Mr. Wing Kong Chan (陳均柱; 號應洽) was born in Guangdong, China (廣東台山) in 1910. At fourteen, he immigrated to the Philippines where he eventually built a productive life and successful business in bread and baked-goods production.

A strong believer in the value of education, Mr. Chan served as a director of the school board of Manila Chinese Patriotic School, a popular Chinese (Cantonese) language elementary school in Manila. Mr. Chan was likewise committed to the welfare of the Chinese community. He held leadership positions as president of the Chan Family Association (Chan Wing Cheung Fraternity [菲律濱粵僑陳穎川堂]) and a member of the Board of Directors of the Chinese Chamber of Commerce in his community. In these capacities, he generously supported their philanthropic missions.

In his retirement years, Mr. Chan and his wife, Lee Siao Lian (李小蓮), settled in Beaverton, Oregon enjoying the comfort and company of their children and grandchildren. He passed away in January, 1993.

It was with gratitude and hope that this Wing Kong Chan Memorial Scholarship was created by his children in 1994. May each recipient turn this small gift into a big stepping stone to academic success.

by Gloria Wong, friend

Ying Shun Yee was born in China in 1920 and immigrated to The United States at an early age. She was employed at various manufacturing sites in Portland. After the death of her first husband, Mr. Chin, she married Hung Wei (Happy) Wong.

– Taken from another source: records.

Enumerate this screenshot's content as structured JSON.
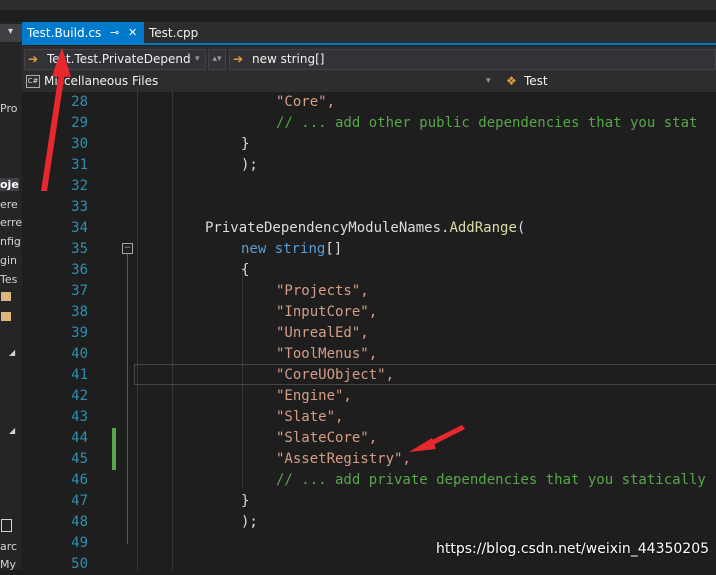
{
  "tabs": [
    {
      "label": "Test.Build.cs",
      "pin_glyph": "⊸",
      "close_glyph": "✕"
    },
    {
      "label": "Test.cpp"
    }
  ],
  "nav": {
    "left_value": "Test.Test.PrivateDepende",
    "right_value": "new string[]",
    "project_label": "Miscellaneous Files",
    "member_label": "Test"
  },
  "left_panel": {
    "fragments": [
      "Pro",
      "oje",
      "ere",
      "erre",
      "nfig",
      "gin",
      "Tes",
      "arc",
      "My"
    ]
  },
  "code_lines": [
    {
      "n": "28",
      "text": "\"Core\","
    },
    {
      "n": "29",
      "text": "// ... add other public dependencies that you stat"
    },
    {
      "n": "30",
      "text": "}"
    },
    {
      "n": "31",
      "text": ");"
    },
    {
      "n": "32",
      "text": ""
    },
    {
      "n": "33",
      "text": ""
    },
    {
      "n": "34",
      "text_a": "PrivateDependencyModuleNames.",
      "text_b": "AddRange",
      "text_c": "("
    },
    {
      "n": "35",
      "text_a": "new",
      "text_b": " string",
      "text_c": "[]"
    },
    {
      "n": "36",
      "text": "{"
    },
    {
      "n": "37",
      "text": "\"Projects\","
    },
    {
      "n": "38",
      "text": "\"InputCore\","
    },
    {
      "n": "39",
      "text": "\"UnrealEd\","
    },
    {
      "n": "40",
      "text": "\"ToolMenus\","
    },
    {
      "n": "41",
      "text": "\"CoreUObject\","
    },
    {
      "n": "42",
      "text": "\"Engine\","
    },
    {
      "n": "43",
      "text": "\"Slate\","
    },
    {
      "n": "44",
      "text": "\"SlateCore\","
    },
    {
      "n": "45",
      "text": "\"AssetRegistry\","
    },
    {
      "n": "46",
      "text": "// ... add private dependencies that you statically"
    },
    {
      "n": "47",
      "text": "}"
    },
    {
      "n": "48",
      "text": ");"
    },
    {
      "n": "49",
      "text": ""
    },
    {
      "n": "50",
      "text": ""
    }
  ],
  "watermark": "https://blog.csdn.net/weixin_44350205",
  "colors": {
    "accent": "#007acc",
    "annotation_arrow": "#e8282e",
    "string": "#d69d85",
    "comment": "#57a64a",
    "keyword": "#569cd6",
    "line_number": "#2b91af"
  }
}
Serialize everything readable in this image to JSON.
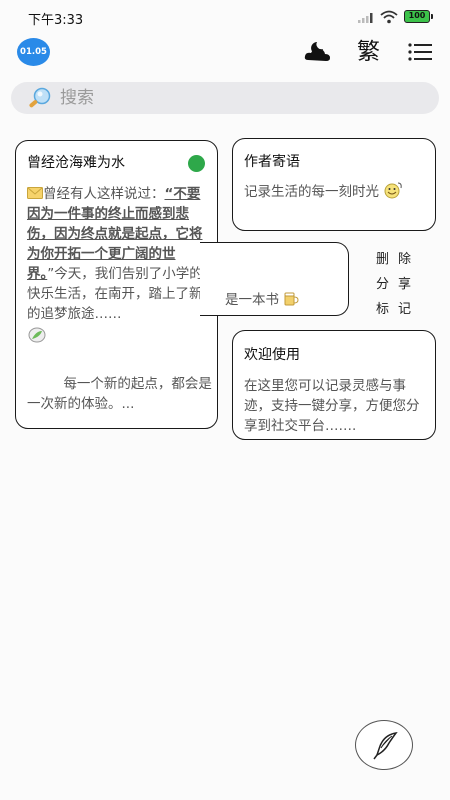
{
  "status_bar": {
    "time": "下午3:33",
    "battery": "100"
  },
  "header": {
    "date_badge": "01.05",
    "traditional_toggle": "繁"
  },
  "search": {
    "placeholder": "搜索"
  },
  "cards": [
    {
      "title": "曾经沧海难为水",
      "body_prefix": "曾经有人这样说过：",
      "body_bold": "“不要因为一件事的终止而感到悲伤，因为终点就是起点，它将为你开拓一个更广阔的世界。",
      "body_suffix": "”今天，我们告别了小学的快乐生活，在南开，踏上了新的追梦旅途……",
      "foot": "每一个新的起点，都会是一次新的体验。..."
    },
    {
      "title": "作者寄语",
      "text": "记录生活的每一刻时光"
    },
    {
      "text": "是一本书"
    },
    {
      "title": "欢迎使用",
      "text": "在这里您可以记录灵感与事迹，支持一键分享，方便您分享到社交平台……."
    }
  ],
  "swipe_actions": [
    "删除",
    "分享",
    "标记"
  ],
  "colors": {
    "accent": "#2a8ae8",
    "status_dot": "#2ea84a",
    "search_bg": "#e9e9ec"
  },
  "icons": [
    "signal-icon",
    "wifi-icon",
    "battery-icon",
    "weather-icon",
    "menu-icon",
    "search-icon",
    "envelope-icon",
    "leaf-icon",
    "face-icon",
    "cup-icon",
    "quill-icon"
  ]
}
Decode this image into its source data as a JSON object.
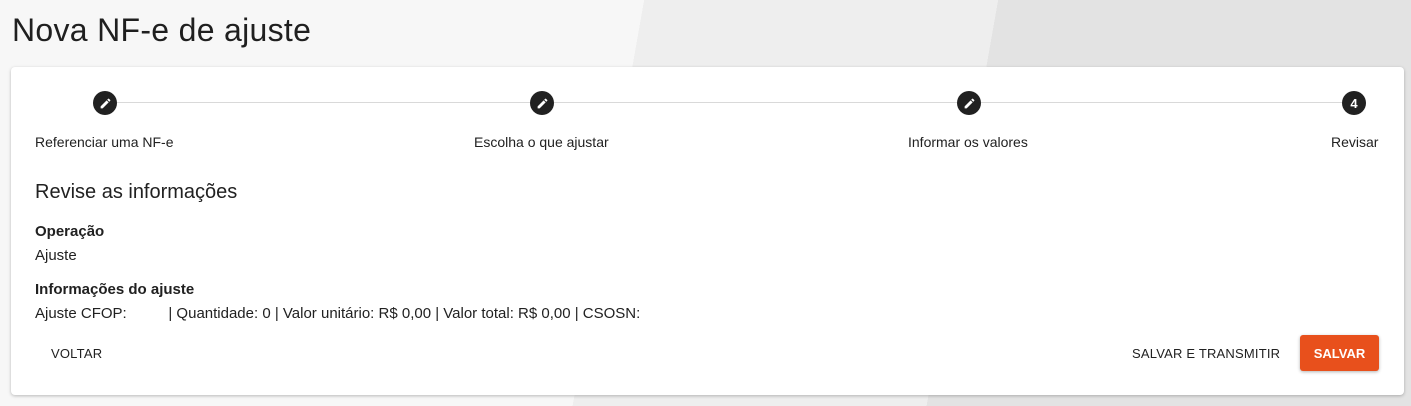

YIng was an active member of the Chinese Presbyterian Church and the Wong Family Women’s Auxiliary. She was an excellent seamstress and cook, and delighted many families with her delicacies.

Even though she had no children of her own, she doted on the young people around her. She recognized the importance of education for our younger generations. Before her death in 1996, she enlisted the help of Ray Chang and Bruce Wong in setting up her will. The proceeds from the sale of her home was to be divided equally between the Chinese Presbyterian Church, the Po Leung Kuk Orphanage in Hong Kong, and the Portland Chinese Scholarship Foundation.

Through her generosity, The Ying Shun Wong memorial Scholarship was established. Twenty-six students have received scholarships in the amounts of $1000 and $500 to date (2014), with many more recipients in the future.

The scholarship awards range from $500 to $2000 each and is based on available funds. The scholarships will be awarded on any or a combination of the following:

  • Academic performance
  • Community service and Leadership activities
  • Financial need and Work ethics
  • Athletic achievements

The minimum requirements for the application are:

  • The applicant shall be at least 50% of Chinese ethnicity.
  • The applicant shall be an U.S. citizen or a permanent resident of the United States of America.
  • The applicant shall be a student who is a member of an Oregon high school graduating class with a minimum of four semesters or two years of attendance in the State of Oregon.
  • The applicant shall have a cumulative Grade Point Average of 2.75 or better.
  • The applicant plans to attend an accredited college or university in the U.S.
  • For scholarships based on Community service and Leadership activities, the applicant shall have been involved in civic activities, demonstrated by the records of volunteering in school, church and/or the community he/she lives in. Special emphasis is placed on activities that relate to the Chinese culture.
  • For athletic scholarships, the applicant shall have participated in organized high school sports.

Instructions:

  • All applicants need to complete Parts A through F to qualify for any or all scholarships.
  • The applicants need to complete Part G to apply for scholarships based on any financial need
  • The application is available on the website: www.oregonccba.org.
  • The application and attachments must be submitted in hardcopy format.

For questions, please contact Gloria Wong at 503-236-7966 or Sarah Chung at 503-288-3819, email sarah.chung168@gmail.com

THE APPLICATION MUST BE RECEIVED BY 5pm on Friday, June 26, 2020 TO:
Portland Chinese Scholarship Foundation
c/o 1941 SE 31st Avenue, Portland, OR 97214

*Applications received after 5pm on June 26, 2020 will not be accepted*
*All decisions of the Portland Chinese Scholarship Foundation are final*

Click for the Application forms: